Back in March I'd posted some pics of Issue Six and Seven and explained how they'd had quite an effect on me when I first saw them. More recently I re-discovered this, the next issue. Designed to a larger (A3) format, the sense of scale is powerful.
I think (and please, anyone who knows better do feel free to correct me) that Cartlidge Levene only designed these three editions of the Design Museum's magazine.
Even though I'd already bought it and it was waiting in the To Be Read pile, I thought it might have been too niche in that context. Now I'm half way through it I realise I couldn't have been more wrong. I can't think of any other graphic style/movement that was/is so inclusive. From the Arts and right through all levels of industry the Swiss style works, with dynamism, sensitivity and a super cool but still accessible sense of style - with clarity, purpose and economy at it's heart.
I don't know what other reviews are out there but, to me at least, I get the impression that Hollis ready knows his stuff, taking an extremely useful analytical approach at times.
The cut a long story short, Jay was damn right. This book should be essential reading.
With a predominence of Akzidenz Grotesk, Helvetica's forerunner, the book is lavishly illustrated with graphic design classics as well as more obscure examples you'll struggle to find anywhere else.
The only thing I find disappointing about the book is the rather uninspired cover but as soon as you open it that's forgotten.
Helvetiweek has given me the perfect excuse to retrieve those dusty Penrose Annuals from our loft. They're now installed within easy reach downstairs. Full of interesting things, for now though all you're getting is this ad from Linotype for the mighty H.
I really like that bit about how the font has, "roused great interest in the United States..."; they're so progressive in the New World aren't they?
Ironically, very few of these actually feature Helvetica. But then, why should they?
I have posted a few of these before, individually, but I thought they might warrant a collective post of their own. My entire collection fits neatly into a Moleskin Pocket Book. There's a few more on Flickr.
But if you think we're excited now, just wait until we're at the other end of Helvetiweek.
If anyone's got any amusing Helvetica-related anecdotes or dramatic Neue Haas Grotesk stories, do tell; following last week's request for stuff I've had next to naff-all, except for the rather exciting promise of Neue Grafik spreads from Joe Kral.
So this week I'm going to feature just Helvetica-related stuff and nonsense, with the emphasis on "related", meaning it's not necessarily going to be just a load of Helvetica. I'm hoping it's going to be OK.
Ever since our oldest boy was able to go, "toot, toot!" we've been going to the Transport part of this museum. I've lost count of how many times we've been but he and now his little brother never tire of the place. It's also only about ten minutes away from where we live.

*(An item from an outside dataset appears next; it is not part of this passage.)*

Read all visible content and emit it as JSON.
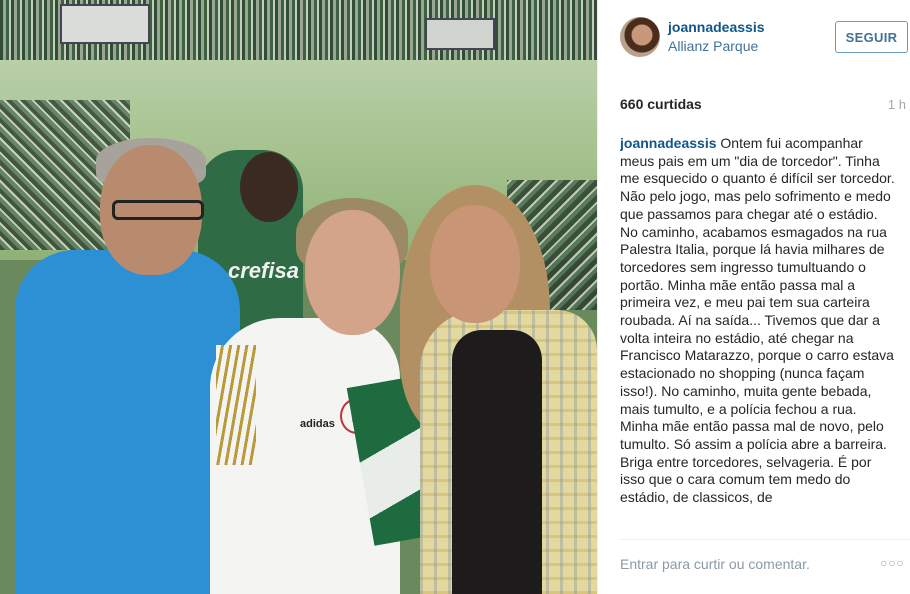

It's not huge but the road and rail collection is very well formed and brilliantly layed out. There's plenty of things to see, climb on and fiddle with. And of course, what makes it for me is all the lovely, lovely vintage type. Typical of probably every transport museum, it's everywhere.
This is from another poster we're printing for the Helvetica screening. It's by Fairchild Semiconductor. I don't know Mr Semiconductor, or at least I don't think I do, and don't know his work intimately but I really like this poster. I think it's really interesting.
I like it because it's for the screening that we're very excited about and I actually like the look of it. And I like the idea. The message is coded. It's literally coded and it's conceptionally coded in that you have to work out what the hell it's all about and I like that. But it is all there if you look hard enough. It's cunning too but I won't say why, I'll let you work that out (you'll have to download the pdf to see it properly). It's its cunningness that I really like.